Instead, he's now got the means to get himself back on the road -- something that he hopes will help him in his present circumstances.
"Most recently, I was in AmeriCorps VISTA, but I'm sort of between things now," he says. "I've been looking for stuff within walking distance of West Greeley and been doing some freelance writing online, like every other single, unemployed person with a college degree."
What a difference eight years make. Look below for our earlier coverage.
Original item, 12:35 p.m. December 12: Back in December 2003, the Ault-Colorado home onetime UNC student Thomas Mink shared with his mom was raided by police -- because he'd satirized a UNC professor named Junius Peake as "Junius Puke" in his self-published newsletter, The Howling Pig.
Ridiculous? Perhaps. But definitely expensive. Because after a nearly eight year legal battle, the case has been settled in Mink's favor to the tune of $425,000.

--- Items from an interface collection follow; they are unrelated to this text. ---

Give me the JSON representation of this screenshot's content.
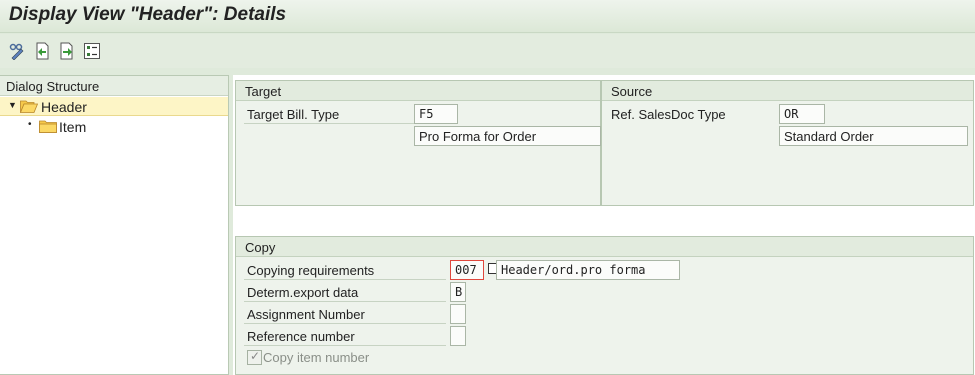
{
  "window": {
    "title": "Display View \"Header\": Details"
  },
  "toolbar": {
    "icons": [
      "display-change-icon",
      "previous-entry-icon",
      "next-entry-icon",
      "variable-list-icon"
    ]
  },
  "dialog_structure": {
    "header": "Dialog Structure",
    "items": [
      {
        "label": "Header",
        "expanded": true,
        "selected": true
      },
      {
        "label": "Item",
        "expanded": false,
        "selected": false
      }
    ]
  },
  "target": {
    "title": "Target",
    "bill_type_label": "Target Bill. Type",
    "bill_type_value": "F5",
    "bill_type_desc": "Pro Forma for Order"
  },
  "source": {
    "title": "Source",
    "salesdoc_type_label": "Ref. SalesDoc Type",
    "salesdoc_type_value": "OR",
    "salesdoc_type_desc": "Standard Order"
  },
  "copy": {
    "title": "Copy",
    "copying_req_label": "Copying requirements",
    "copying_req_value": "007",
    "copying_req_desc": "Header/ord.pro forma",
    "export_label": "Determ.export data",
    "export_value": "B",
    "assignment_label": "Assignment Number",
    "assignment_value": "",
    "reference_label": "Reference number",
    "reference_value": "",
    "copy_item_label": "Copy item number",
    "copy_item_checked": true
  },
  "colors": {
    "background": "#dfeadb",
    "selection": "#fdf5c6",
    "focus_marker": "#e0473c"
  }
}
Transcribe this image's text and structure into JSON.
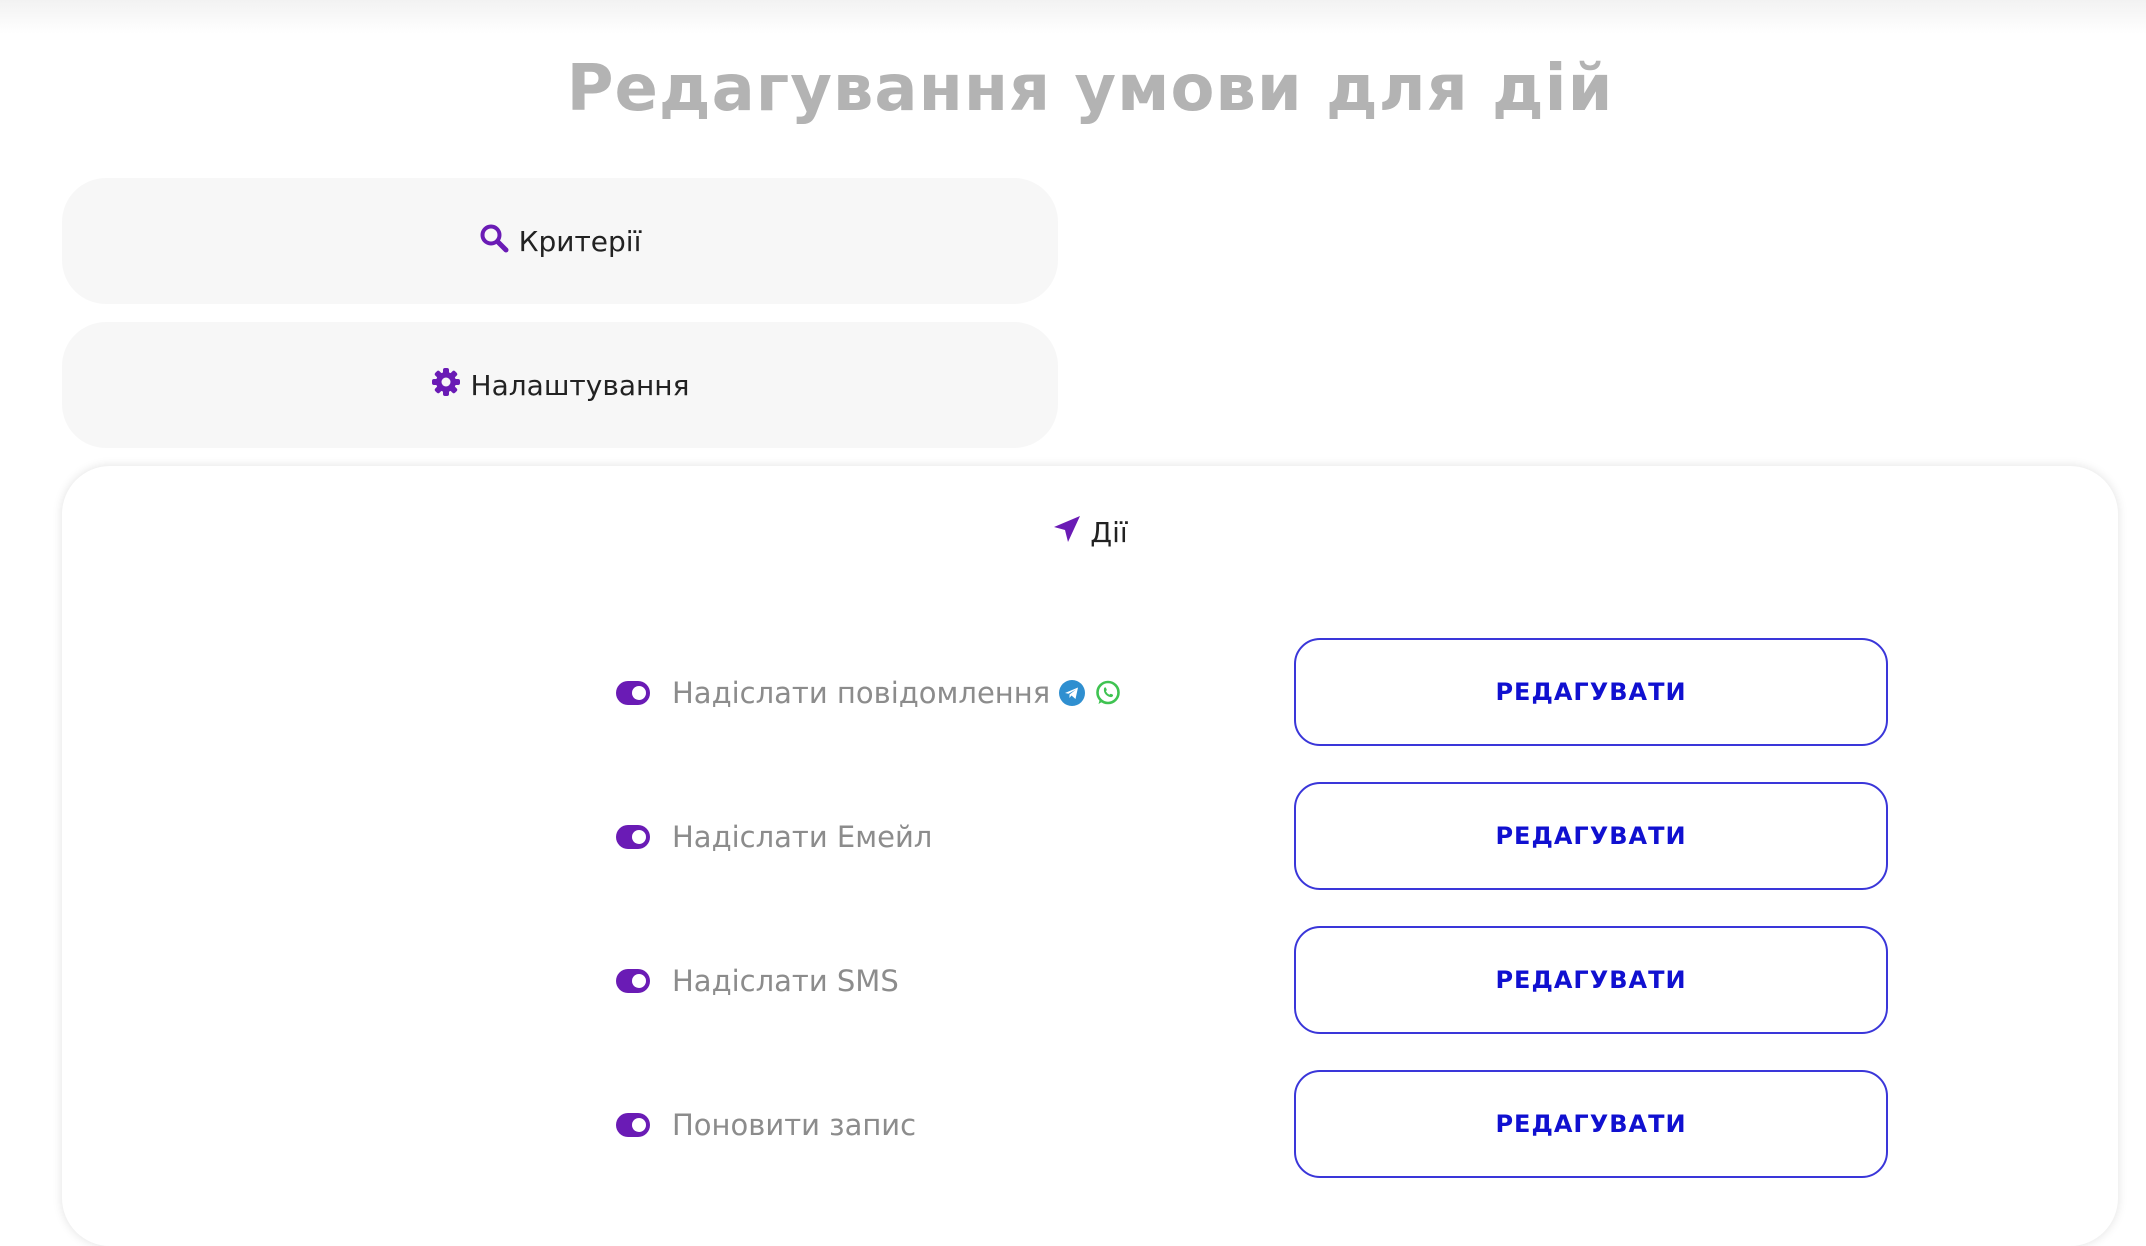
{
  "page": {
    "title": "Редагування умови для дій"
  },
  "accordions": {
    "criteria": {
      "label": "Критерії",
      "icon": "search-icon"
    },
    "settings": {
      "label": "Налаштування",
      "icon": "gear-icon"
    }
  },
  "actions_panel": {
    "header": {
      "label": "Дії",
      "icon": "paper-plane-icon"
    },
    "edit_label": "РЕДАГУВАТИ",
    "items": [
      {
        "label": "Надіслати повідомлення",
        "enabled": true,
        "icons": [
          "telegram-icon",
          "whatsapp-icon"
        ]
      },
      {
        "label": "Надіслати Емейл",
        "enabled": true
      },
      {
        "label": "Надіслати SMS",
        "enabled": true
      },
      {
        "label": "Поновити запис",
        "enabled": true
      }
    ]
  },
  "colors": {
    "accent": "#6a1bb5",
    "button_border": "#3a36d9",
    "button_text": "#1010d0",
    "title": "#b3b3b3",
    "telegram": "#2f8fd0",
    "whatsapp": "#3fc351"
  }
}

On the Pig's home page..., a disclaimer differentiates Puke, who's seen wearing Gene Simmons makeup, from [Junius] Peake, the 72-year-old Monfort Distinguished Professor of Finance at UNC's Monfort College of Business, and a nationally recognized expert on microstructure; he's appeared on National Public Radio and other major news organs. Nonetheless, a second picture of Puke that, like the first, is a doctored rendering of a Peake glossy, shows him sporting a tiny mustache that the professor interpreted as a nod to Adolf Hitler when he saw a copy of the Pig at UNC last fall. "How would you like it if someone sent out a newsletter likening you to Hitler?" he asks. "I lived through the Hitler era. I had friends who died then. To me, that was the worst thing."
The rest of the portrayal frosted Peake, too, prompting him to express his frustration to the Weld County District Attorney's Office. The article continues:

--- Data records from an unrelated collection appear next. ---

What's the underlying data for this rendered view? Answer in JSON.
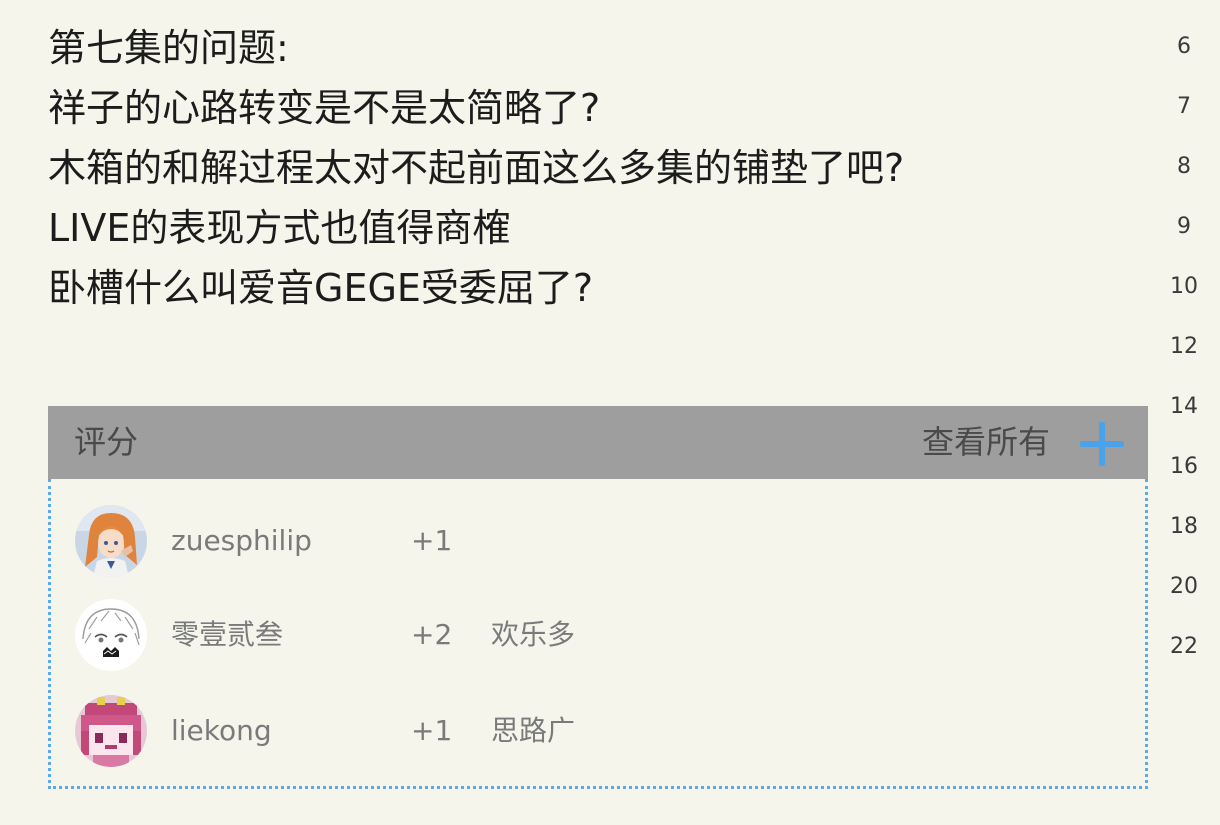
{
  "post": {
    "lines": [
      "第七集的问题:",
      "祥子的心路转变是不是太简略了?",
      "木箱的和解过程太对不起前面这么多集的铺垫了吧?",
      "LIVE的表现方式也值得商榷",
      "卧槽什么叫爱音GEGE受委屈了?"
    ]
  },
  "gutter": {
    "numbers": [
      "6",
      "7",
      "8",
      "9",
      "10",
      "12",
      "14",
      "16",
      "18",
      "20",
      "22"
    ]
  },
  "rating": {
    "title": "评分",
    "view_all_label": "查看所有",
    "plus_icon": "plus-icon",
    "accent_color": "#4aa3ea",
    "rows": [
      {
        "username": "zuesphilip",
        "score": "+1",
        "reason": "",
        "avatar": "anime-girl-orange-hair-avatar"
      },
      {
        "username": "零壹贰叁",
        "score": "+2",
        "reason": "欢乐多",
        "avatar": "anime-sketch-face-avatar"
      },
      {
        "username": "liekong",
        "score": "+1",
        "reason": "思路广",
        "avatar": "pink-pixel-character-avatar"
      }
    ]
  }
}
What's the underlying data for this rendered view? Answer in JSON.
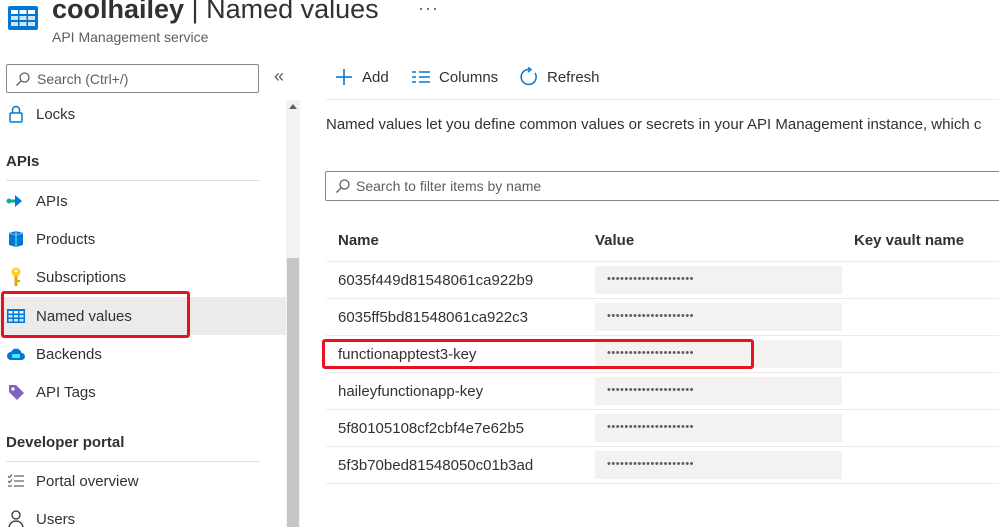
{
  "header": {
    "resource_name": "coolhailey",
    "separator": " | ",
    "page_title": "Named values",
    "more_label": "···",
    "subtitle": "API Management service",
    "resource_icon": "api-management-grid-icon"
  },
  "sidebar": {
    "search_placeholder": "Search (Ctrl+/)",
    "collapse_label": "«",
    "items_top": [
      {
        "label": "Locks",
        "icon": "lock-icon"
      }
    ],
    "sections": [
      {
        "title": "APIs",
        "items": [
          {
            "label": "APIs",
            "icon": "api-arrow-icon"
          },
          {
            "label": "Products",
            "icon": "product-cube-icon"
          },
          {
            "label": "Subscriptions",
            "icon": "key-icon"
          },
          {
            "label": "Named values",
            "icon": "named-values-grid-icon",
            "selected": true
          },
          {
            "label": "Backends",
            "icon": "cloud-icon"
          },
          {
            "label": "API Tags",
            "icon": "tag-icon"
          }
        ]
      },
      {
        "title": "Developer portal",
        "items": [
          {
            "label": "Portal overview",
            "icon": "list-check-icon"
          },
          {
            "label": "Users",
            "icon": "user-icon"
          }
        ]
      }
    ]
  },
  "toolbar": {
    "add_label": "Add",
    "columns_label": "Columns",
    "refresh_label": "Refresh"
  },
  "description": "Named values let you define common values or secrets in your API Management instance, which c",
  "filter": {
    "placeholder": "Search to filter items by name"
  },
  "table": {
    "columns": [
      "Name",
      "Value",
      "Key vault name"
    ],
    "rows": [
      {
        "name": "6035f449d81548061ca922b9",
        "value": "••••••••••••••••••••"
      },
      {
        "name": "6035ff5bd81548061ca922c3",
        "value": "••••••••••••••••••••"
      },
      {
        "name": "functionapptest3-key",
        "value": "••••••••••••••••••••"
      },
      {
        "name": "haileyfunctionapp-key",
        "value": "••••••••••••••••••••"
      },
      {
        "name": "5f80105108cf2cbf4e7e62b5",
        "value": "••••••••••••••••••••"
      },
      {
        "name": "5f3b70bed81548050c01b3ad",
        "value": "••••••••••••••••••••"
      }
    ]
  },
  "colors": {
    "accent": "#0078d4",
    "highlight": "#e81123",
    "selected_bg": "#edebe9"
  }
}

Peake says DA representatives then brought in the cops under Colorado's criminal-libel statute, a law declaring that published statements "tending to blacken the memory of one who is dead, or to impeach the honesty, integrity, virtue, or reputation or expose the natural defects of one who is alive" may be considered a felony. Conviction carries a possible two years in the pokey and a $100,000 fine.
ACLU of Colorado legal director Mark Silverstein picks up the tale from there.
"A search warrant was obtained to search Tom Mink's home for evidence of the felony of criminal libel," he notes. "Police had a warrant to authorize them to basically take any writings in the house, whether in paper or electronic form, then carted off his computer and all his electronic files, including articles in progress for the next issue."
As documented in the next week's Message column, the charges against Mink were dropped soon after he reached out to the ACLU -- but the case lived on as a way to attack Colorado's criminal libel statute. As Mink wrote in an e-mail at the time, "I think the thing should be taken off the books one way or another. The possibility of the legislature taking that on during this session has been raised and I think that may affect how we move forward with the suit on the constitutionality of the law. But either way, I hope to do what I can to get rid of such an antiquated, piece-of-crap law that can be used so easily to stifle free speech."
"Junius Puke" with 'stache.
Page down to read more about criminal libel and the settlement.